Report assesses brucellosis in GYA
On May 31, the National Academies of Sciences, Engineering and Medicine hosted an online presentation summarizing the release of their new report, Revisiting Brucellosis in the Greater Yellowstone Area.
“The report committee was tasked with conducting a comprehensive scientific literature review on the prevalence and spread of Brucella abortus in the Greater Yellowstone Area (GYA) and to evaluate the feasibility, timeframe and cost effectiveness of options to contain or suppress brucellosis,” said Committee Chair Terry McElwain.
Since their 1998 report, McElwain noted there have been many advances in the knowledge base surrounding brucellosis, as well as changes to management.
One of the major changes he stressed was a dramatic increase of brucellosis infection spilling over into domestic cattle and bison, with 27 cases recorded since 1998.
“It’s a very significant increase and is a cause of alarm.
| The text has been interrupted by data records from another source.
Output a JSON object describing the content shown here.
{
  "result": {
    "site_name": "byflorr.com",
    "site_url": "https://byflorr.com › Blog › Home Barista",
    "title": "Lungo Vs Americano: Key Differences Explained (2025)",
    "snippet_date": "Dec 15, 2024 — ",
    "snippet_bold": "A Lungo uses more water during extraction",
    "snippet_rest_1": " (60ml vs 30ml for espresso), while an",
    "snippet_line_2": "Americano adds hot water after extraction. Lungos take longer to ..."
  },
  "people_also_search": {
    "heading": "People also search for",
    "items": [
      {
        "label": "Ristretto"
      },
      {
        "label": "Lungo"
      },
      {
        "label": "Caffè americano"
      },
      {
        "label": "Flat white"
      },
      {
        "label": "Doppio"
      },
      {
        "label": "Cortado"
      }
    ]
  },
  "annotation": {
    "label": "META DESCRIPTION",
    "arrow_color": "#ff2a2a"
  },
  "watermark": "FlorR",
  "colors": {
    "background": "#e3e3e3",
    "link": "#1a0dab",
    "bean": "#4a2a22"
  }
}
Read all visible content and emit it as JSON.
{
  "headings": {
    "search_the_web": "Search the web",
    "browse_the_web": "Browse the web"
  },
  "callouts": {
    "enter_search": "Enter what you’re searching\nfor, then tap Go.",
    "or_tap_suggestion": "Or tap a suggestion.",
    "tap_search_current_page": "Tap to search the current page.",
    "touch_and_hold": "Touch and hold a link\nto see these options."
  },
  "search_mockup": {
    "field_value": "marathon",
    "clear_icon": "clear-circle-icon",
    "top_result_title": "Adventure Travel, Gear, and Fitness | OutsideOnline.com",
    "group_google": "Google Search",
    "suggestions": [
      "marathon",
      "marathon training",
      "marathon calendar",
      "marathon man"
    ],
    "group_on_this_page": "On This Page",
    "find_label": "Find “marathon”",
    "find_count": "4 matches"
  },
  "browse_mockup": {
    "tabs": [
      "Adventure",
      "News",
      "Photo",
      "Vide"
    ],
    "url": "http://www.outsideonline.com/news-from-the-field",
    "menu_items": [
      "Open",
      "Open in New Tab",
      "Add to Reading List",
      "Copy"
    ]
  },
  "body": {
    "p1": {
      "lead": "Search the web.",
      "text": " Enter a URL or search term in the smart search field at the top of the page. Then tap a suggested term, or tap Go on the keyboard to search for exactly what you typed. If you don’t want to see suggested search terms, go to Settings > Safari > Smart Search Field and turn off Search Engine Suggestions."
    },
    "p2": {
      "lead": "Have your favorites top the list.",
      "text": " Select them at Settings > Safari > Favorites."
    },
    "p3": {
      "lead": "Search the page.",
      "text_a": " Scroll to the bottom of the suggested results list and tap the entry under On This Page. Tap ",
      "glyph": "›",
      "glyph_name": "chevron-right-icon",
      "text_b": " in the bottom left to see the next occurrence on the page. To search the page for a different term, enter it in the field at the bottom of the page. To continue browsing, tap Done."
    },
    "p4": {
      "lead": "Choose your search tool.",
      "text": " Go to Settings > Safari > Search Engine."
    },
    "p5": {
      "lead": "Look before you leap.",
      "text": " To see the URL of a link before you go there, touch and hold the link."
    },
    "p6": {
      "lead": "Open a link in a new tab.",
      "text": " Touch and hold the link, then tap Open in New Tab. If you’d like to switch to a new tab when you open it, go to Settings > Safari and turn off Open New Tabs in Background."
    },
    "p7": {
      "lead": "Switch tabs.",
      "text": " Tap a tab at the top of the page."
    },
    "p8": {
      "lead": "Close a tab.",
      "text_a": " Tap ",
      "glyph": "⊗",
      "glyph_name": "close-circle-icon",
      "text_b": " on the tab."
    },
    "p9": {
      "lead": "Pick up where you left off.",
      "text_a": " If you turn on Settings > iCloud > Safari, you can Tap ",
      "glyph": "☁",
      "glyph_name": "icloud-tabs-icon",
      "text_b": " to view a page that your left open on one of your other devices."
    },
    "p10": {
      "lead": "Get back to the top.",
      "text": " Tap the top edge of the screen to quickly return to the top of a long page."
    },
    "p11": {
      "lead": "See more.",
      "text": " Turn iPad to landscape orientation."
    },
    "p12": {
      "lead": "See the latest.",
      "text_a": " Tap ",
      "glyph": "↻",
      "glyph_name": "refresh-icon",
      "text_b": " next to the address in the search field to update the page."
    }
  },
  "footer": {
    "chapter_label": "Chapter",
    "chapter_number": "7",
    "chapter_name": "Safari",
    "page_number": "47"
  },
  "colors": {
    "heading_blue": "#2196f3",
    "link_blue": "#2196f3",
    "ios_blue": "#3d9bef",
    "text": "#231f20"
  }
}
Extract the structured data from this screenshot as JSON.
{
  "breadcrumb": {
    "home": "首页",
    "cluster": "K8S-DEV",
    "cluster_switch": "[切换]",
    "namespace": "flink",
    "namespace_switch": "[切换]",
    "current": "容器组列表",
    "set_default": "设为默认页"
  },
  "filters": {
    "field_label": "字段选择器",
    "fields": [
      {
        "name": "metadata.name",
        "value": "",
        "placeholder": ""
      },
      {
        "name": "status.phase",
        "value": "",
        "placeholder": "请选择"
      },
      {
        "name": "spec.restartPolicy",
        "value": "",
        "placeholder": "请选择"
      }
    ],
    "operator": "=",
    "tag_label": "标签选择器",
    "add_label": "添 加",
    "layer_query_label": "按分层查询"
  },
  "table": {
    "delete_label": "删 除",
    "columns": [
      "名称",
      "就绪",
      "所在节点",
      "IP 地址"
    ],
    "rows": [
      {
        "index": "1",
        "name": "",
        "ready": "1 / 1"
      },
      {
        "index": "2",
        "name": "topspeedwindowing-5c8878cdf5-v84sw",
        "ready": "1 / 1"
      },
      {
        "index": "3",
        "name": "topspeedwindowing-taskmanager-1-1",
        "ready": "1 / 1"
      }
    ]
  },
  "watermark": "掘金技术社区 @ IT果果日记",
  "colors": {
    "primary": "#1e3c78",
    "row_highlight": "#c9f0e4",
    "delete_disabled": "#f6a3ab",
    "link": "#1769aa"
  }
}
This increase was really the impetus, in large part, for taking a renewed look at the problem since the 1998 report,” said McElwain.
Another significant change since 1998 was recognition that the major transmitters of brucellosis to domestic cattle and bison are elk, rather than bison.
“Those two factors are probably the most significant piece, we think, that drove the deliberations, conclusions and recommendations that we came to in this report,” he commented.
While creating their report, McElwain stressed that the committee concluded that no single management approach could independently reduce risk to a level that would prevent disease transmission.
“There are no silver bullets. Multiple complementary strategies over a long period of time will be necessary to address the problem,” he said.
In looking at the data, McElwain suggested that reducing elk group sizes or density may decrease elk seroprevalence over time, which could potentially decrease the risk of elk transmission.
While evidence suggests the presence of a self-sustaining reservoir of brucellosis in elk without feedground contact, the committee commented that reducing use of feedgrounds may reduce overall prevalence of brucellosis in elk herds.
According to McElwain, lack of uniform wildlife surveillance outside of the designated surveillance area (DSA), as well as lack of focus on the GYA by national surveillance efforts and poor communication between state and federal agencies, are critical shortcomings to address.
“These have created an increased risk for spread of brucellosis in cattle and domestic bison outside of the DSA boundaries and beyond the GYA,” he said.
“We focused attention to a much more active degree on adaptive management in this report than the 1998 report,” said McElwain.
In one of their recommendations, the report committee advised federal and state agencies use an active adaptive approach in making timely and data-based decisions, including hypothesis testing and mandated periodic scientific assessments.
“The management actions should include multiple complementary strategies over a long period of time and should set goals showing incremental progress toward reducing risk of transmission from and among elk,” he continued.
The committee also recommended the use of supplemental feedgrounds be gradually reduced in a strategic and step-wise manner.
As a fundamental disease control method, McElwain suggested management strategies also implement spatial and temporal separation of domestic livestock from infected wildlife, which may be particularly challenging with elk.
“The options include, among others which are discussed in much more detail in the report, the timing and use of grazing allotments, biosecurity measures and hazing of elk,” he commented. “It’s important that a more science-based approach in grazing allotment use be taken to reduce the risk,” noting that knowledge gaps need to be filled before strict guidelines are implemented by agencies.
In response to an increased risk of brucellosis transmission and spread beyond the GYA, McElwain explained they advised changes be made to establish an elk surveillance program, as well as uniform, risk-based standards for expanding DSA boundaries and a national surveillance plan.
“We advise the use of multiple concentric DSA zones with different management, biosecurity, testing and movement requirements be considered based on differing levels of risk, similar to current disease outbreak response approaches,” continued McElwain.
McElwain explained that coordinated efforts will need to be made in managing the complexity of the Greater Yellowstone ecosystem.
“It will require coordination and cooperation from multiple stakeholders and will require expertise across many disciplines to understand the intended and unintended costs and benefits of actions,” he said.
He continued to explain that the action plan will also require cooperation across federal, state and tribal jurisdictions to be successful.
“We must recognize firstly that Brucella abortus in wildlife spreads without regard to political boundaries, and secondly, the current spread of brucellosis will have serious future implications if it moves outside of the GYA,” McElwain stressed.
He concludes, “Affecting this is dependent on political will, a respected leader who can guide the process with goals, timelines, measured outcomes and importantly, a sufficient budget for quantifiable success. Sharing information among those stakeholders is critical.”
Emilee Gibb is editor of Wyoming Livestock Roundup and can be reached at firstname.lastname@example.org.